▶ _Assignment_: For the records that follow, work out how many lines include "mask" and give only that count.

▶ _Records provided_:
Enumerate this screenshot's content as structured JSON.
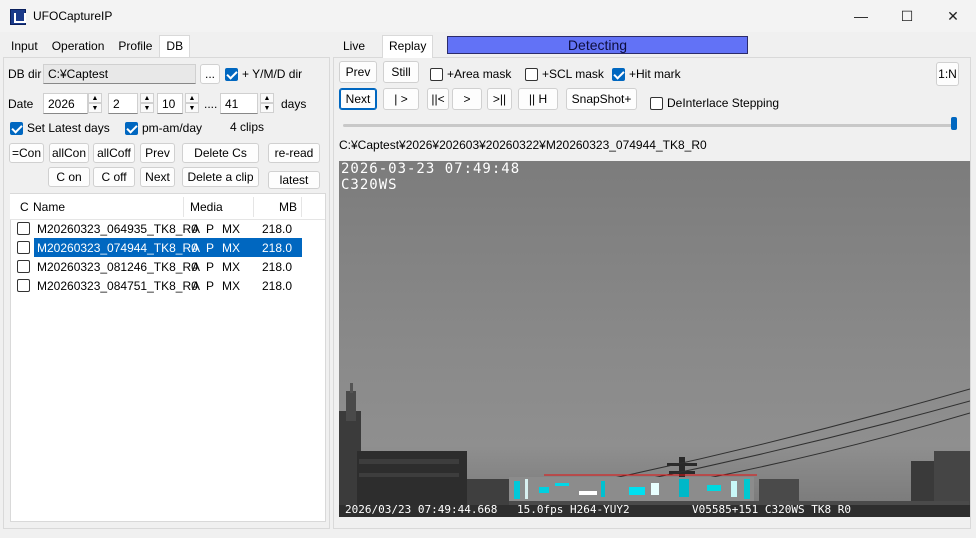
{
  "window": {
    "title": "UFOCaptureIP",
    "minimize": "—",
    "maximize": "☐",
    "close": "✕"
  },
  "left_tabs": [
    "Input",
    "Operation",
    "Profile",
    "DB"
  ],
  "db": {
    "dir_label": "DB dir",
    "dir_value": "C:¥Captest",
    "browse": "...",
    "ymd_label": "+ Y/M/D dir",
    "date_label": "Date",
    "year": "2026",
    "month": "2",
    "day": "10",
    "ellipsis": "....",
    "days_value": "41",
    "days_label": "days",
    "set_latest": "Set Latest days",
    "pm_am": "pm-am/day",
    "clips_count": "4 clips",
    "buttons_row1": [
      "=Con",
      "allCon",
      "allCoff",
      "Prev",
      "Delete Cs",
      "re-read"
    ],
    "buttons_row2": [
      "C on",
      "C off",
      "Next",
      "Delete a clip",
      "latest"
    ]
  },
  "list": {
    "headers": [
      "C",
      "Name",
      "Media",
      "MB"
    ],
    "rows": [
      {
        "name": "M20260323_064935_TK8_R0",
        "a": "A",
        "p": "P",
        "mx": "MX",
        "mb": "218.0"
      },
      {
        "name": "M20260323_074944_TK8_R0",
        "a": "A",
        "p": "P",
        "mx": "MX",
        "mb": "218.0"
      },
      {
        "name": "M20260323_081246_TK8_R0",
        "a": "A",
        "p": "P",
        "mx": "MX",
        "mb": "218.0"
      },
      {
        "name": "M20260323_084751_TK8_R0",
        "a": "A",
        "p": "P",
        "mx": "MX",
        "mb": "218.0"
      }
    ]
  },
  "right_tabs": [
    "Live",
    "Replay"
  ],
  "status": {
    "text": "Detecting",
    "color": "#6272f6"
  },
  "replay": {
    "prev": "Prev",
    "still": "Still",
    "area_mask": "+Area mask",
    "scl_mask": "+SCL mask",
    "hit_mark": "+Hit mark",
    "ratio": "1:N",
    "next": "Next",
    "play": "| >",
    "first": "||<",
    "step": ">",
    "last": ">||",
    "half": "|| H",
    "snapshot": "SnapShot+",
    "deinterlace": "DeInterlace Stepping",
    "slider_position": 1.0,
    "path": "C:¥Captest¥2026¥202603¥20260322¥M20260323_074944_TK8_R0"
  },
  "video": {
    "timestamp_top": "2026-03-23 07:49:48",
    "camera_top": "C320WS",
    "bottom_time": "2026/03/23 07:49:44.668",
    "bottom_fps": "15.0fps H264-YUY2",
    "bottom_info": "V05585+151 C320WS TK8 R0"
  }
}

▶ _Task solution_: 2